by Chantal Petgrave, 3D Printing peer tutor, Humanities & Social Sciences Library
3D printing has yet to significantly influence the education system, but holds the potential completely re-define the way students learn and interact in a classroom setting. McGill University is extremely lucky to have access to three 3D printers at the post-secondary study level, but there have been studies that have proven introducing 3D printing at an earlier stage in the educational system could prove to be more beneficial for students. Specifically because the younger a person is, the easier it usually is to introduce new ideas and concepts and this is what makes elementary schools, junior high schools, and high schools the perfect place to begin really introducing a curriculum based around 3D printing. It would prompt the minds of youth to work in innovative ways to push past boundaries and discover new capacities.

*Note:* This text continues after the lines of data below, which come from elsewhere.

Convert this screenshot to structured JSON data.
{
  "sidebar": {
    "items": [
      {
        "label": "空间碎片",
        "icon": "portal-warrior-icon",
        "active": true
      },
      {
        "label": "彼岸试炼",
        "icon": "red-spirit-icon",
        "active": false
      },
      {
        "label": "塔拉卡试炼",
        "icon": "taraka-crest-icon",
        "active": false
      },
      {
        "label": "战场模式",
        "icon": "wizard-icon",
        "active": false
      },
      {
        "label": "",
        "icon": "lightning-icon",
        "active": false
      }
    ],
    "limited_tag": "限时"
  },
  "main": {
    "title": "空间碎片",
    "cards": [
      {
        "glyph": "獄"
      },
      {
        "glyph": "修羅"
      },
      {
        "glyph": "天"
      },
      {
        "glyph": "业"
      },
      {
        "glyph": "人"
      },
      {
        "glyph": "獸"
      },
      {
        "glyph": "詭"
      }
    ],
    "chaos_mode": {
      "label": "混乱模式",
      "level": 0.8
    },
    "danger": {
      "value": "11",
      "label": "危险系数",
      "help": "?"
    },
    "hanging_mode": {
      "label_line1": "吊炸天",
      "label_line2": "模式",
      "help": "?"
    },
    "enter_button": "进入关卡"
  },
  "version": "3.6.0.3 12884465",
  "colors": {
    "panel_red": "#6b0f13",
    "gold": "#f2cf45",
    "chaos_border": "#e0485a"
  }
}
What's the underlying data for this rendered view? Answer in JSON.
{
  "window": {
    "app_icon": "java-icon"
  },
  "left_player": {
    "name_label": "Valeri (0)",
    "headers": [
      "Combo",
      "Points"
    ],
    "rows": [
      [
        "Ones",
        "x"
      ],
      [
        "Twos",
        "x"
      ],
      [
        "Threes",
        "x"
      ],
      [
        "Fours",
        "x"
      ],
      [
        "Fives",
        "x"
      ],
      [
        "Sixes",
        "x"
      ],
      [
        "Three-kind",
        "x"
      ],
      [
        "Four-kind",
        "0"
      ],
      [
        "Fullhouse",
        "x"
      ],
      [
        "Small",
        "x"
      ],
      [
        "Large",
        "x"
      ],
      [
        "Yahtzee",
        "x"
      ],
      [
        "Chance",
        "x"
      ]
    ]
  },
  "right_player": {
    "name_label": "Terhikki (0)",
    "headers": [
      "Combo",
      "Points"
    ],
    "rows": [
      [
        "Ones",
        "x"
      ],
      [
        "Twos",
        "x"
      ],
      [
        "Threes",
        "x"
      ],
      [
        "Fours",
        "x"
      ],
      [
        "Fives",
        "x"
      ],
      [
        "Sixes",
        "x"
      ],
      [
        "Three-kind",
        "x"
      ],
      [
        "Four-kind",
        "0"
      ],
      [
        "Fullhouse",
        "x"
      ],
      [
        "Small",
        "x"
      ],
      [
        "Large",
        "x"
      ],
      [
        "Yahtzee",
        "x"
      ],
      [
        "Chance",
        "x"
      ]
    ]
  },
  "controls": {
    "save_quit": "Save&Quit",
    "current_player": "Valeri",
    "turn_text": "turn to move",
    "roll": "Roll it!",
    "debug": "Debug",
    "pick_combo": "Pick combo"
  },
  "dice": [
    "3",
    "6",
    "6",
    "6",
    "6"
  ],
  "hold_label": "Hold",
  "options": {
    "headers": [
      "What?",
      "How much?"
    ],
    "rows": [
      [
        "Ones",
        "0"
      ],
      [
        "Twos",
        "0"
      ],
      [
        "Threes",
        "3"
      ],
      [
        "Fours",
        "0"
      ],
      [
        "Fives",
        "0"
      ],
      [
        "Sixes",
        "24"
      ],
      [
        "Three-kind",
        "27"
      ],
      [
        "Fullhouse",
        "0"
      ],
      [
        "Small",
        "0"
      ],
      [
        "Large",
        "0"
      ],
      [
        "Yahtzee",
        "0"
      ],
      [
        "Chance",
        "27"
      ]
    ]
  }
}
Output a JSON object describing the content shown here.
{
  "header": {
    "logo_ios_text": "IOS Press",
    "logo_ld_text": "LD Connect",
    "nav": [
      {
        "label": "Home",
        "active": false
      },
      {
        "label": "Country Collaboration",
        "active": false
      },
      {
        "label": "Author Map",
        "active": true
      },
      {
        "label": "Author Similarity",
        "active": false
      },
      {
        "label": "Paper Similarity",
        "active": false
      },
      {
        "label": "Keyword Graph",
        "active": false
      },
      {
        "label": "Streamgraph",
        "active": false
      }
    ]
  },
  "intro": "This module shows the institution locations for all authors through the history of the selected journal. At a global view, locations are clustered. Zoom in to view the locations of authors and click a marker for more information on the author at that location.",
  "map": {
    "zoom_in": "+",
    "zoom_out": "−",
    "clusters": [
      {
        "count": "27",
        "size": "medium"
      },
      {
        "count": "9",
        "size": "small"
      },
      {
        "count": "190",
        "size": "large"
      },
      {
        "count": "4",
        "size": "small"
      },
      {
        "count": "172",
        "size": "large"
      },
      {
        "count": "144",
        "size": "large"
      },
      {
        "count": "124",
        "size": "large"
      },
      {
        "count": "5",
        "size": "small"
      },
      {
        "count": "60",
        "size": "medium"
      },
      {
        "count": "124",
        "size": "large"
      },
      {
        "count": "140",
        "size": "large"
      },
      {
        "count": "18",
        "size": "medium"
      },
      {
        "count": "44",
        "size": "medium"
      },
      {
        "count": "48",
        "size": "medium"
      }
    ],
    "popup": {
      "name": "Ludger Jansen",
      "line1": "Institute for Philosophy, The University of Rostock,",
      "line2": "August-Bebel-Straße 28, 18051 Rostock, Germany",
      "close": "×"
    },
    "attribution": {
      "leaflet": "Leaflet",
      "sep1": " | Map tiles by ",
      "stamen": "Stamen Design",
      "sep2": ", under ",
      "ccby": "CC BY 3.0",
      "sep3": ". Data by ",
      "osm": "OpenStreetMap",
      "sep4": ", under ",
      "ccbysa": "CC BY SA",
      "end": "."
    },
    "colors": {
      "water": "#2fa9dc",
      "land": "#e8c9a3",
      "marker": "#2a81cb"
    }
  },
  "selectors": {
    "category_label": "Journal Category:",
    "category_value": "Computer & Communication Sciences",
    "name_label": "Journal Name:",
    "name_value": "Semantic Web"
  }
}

There are various areas where 3D printing could be incorporated in the classroom, as a large part of education is developing diverse ways for students to understand the material. Teachers could use 3D printing to promote visual learning for younger students, and older students could use it as a teaching aid. One specific area where it could be applied is mathematics, where students could use 3D printing to create tangible representations of equations, elaborate graphs, and complex mathematical models. It could also extend to geography, where writers of textbooks could integrate 3D printing into lesson plans, and include files for printable models with each chapter in their books. Just take a moment and imagine printing out scaled down models of certain mountain ranges, continents and other landmarks, it would be a way to give kids a hands-on look at famous locations around the world without having to actually be there. Thirdly, history is another field that could benefit; Museums around the world are finally beginning to see the potential that 3D scanning and printing can have on making replicas of ancient artifacts. Previously, when you would visit a museum, you could “look but not touch” the artifacts. Now with the availability of high-end 3D printers and scanners, replicas can be touched, and many of these replicas are virtually indistinguishable from their real counterparts.

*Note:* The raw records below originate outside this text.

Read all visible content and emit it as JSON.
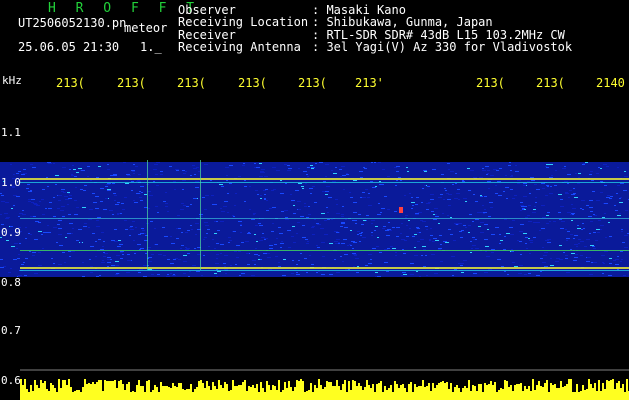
{
  "header": {
    "title": "H R O F F T",
    "filename": "UT2506052130.pn",
    "tag": "meteor",
    "datetime": "25.06.05 21:30",
    "flag": "1._"
  },
  "meta": [
    {
      "label": "Observer",
      "value": ": Masaki Kano"
    },
    {
      "label": "Receiving Location",
      "value": ": Shibukawa, Gunma, Japan"
    },
    {
      "label": "Receiver",
      "value": ": RTL-SDR SDR# 43dB L15 103.2MHz CW"
    },
    {
      "label": "Receiving Antenna",
      "value": ": 3el Yagi(V) Az 330 for Vladivostok"
    }
  ],
  "axis": {
    "x_unit": "kHz",
    "x_ticks": [
      "213(",
      "213(",
      "213(",
      "213(",
      "213(",
      "213'",
      "213(",
      "213(",
      "2140"
    ],
    "y_ticks": [
      "1.1",
      "1.0",
      "0.9",
      "0.8",
      "0.7",
      "0.6"
    ]
  },
  "colors": {
    "background": "#000000",
    "noise_floor": "#1030d0",
    "signal_line": "#e8e838",
    "ticks": "#ffff30",
    "amplitude": "#ffff20"
  }
}
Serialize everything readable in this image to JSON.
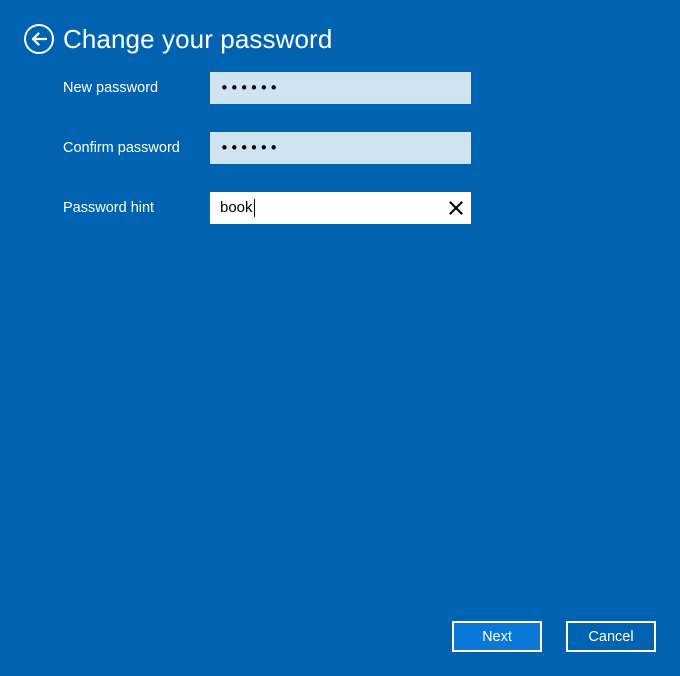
{
  "header": {
    "back_icon": "back-arrow-circle-icon",
    "title": "Change your password"
  },
  "form": {
    "new_password": {
      "label": "New password",
      "value": "••••••"
    },
    "confirm_password": {
      "label": "Confirm password",
      "value": "••••••"
    },
    "password_hint": {
      "label": "Password hint",
      "value": "book",
      "clear_icon": "close-icon"
    }
  },
  "buttons": {
    "next_label": "Next",
    "cancel_label": "Cancel"
  },
  "colors": {
    "background": "#0063b1",
    "input_inactive": "#cfe3f1",
    "input_active": "#ffffff",
    "next_button": "#0a78d7",
    "text": "#ffffff"
  }
}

It is often said that, “today’s youth are tomorrow’s future…” with that in mind, it is important to consider just how beneficial it could be to have youth learn the basics of 3D printing through the educational system. We are living in an era of innovation and new technology, but schools seem to be stuck in a repetitive prehistoric way of teaching, and while new technology can be quite scary, especially to those older generations who have a tendency to be less keen on changing their ways— but changes need to be made. The introduction of 3D printing into schools is one of these that should be taken into consideration by every single school in the world.
For more information on 3D printing, see Chantal’s post 3D printing 101 – an introduction, that appeared on Library Matters in January 2017.
Dinosaur – Stratasys [link]
Revolutionizing the classroom – 3D Printing Systems [link]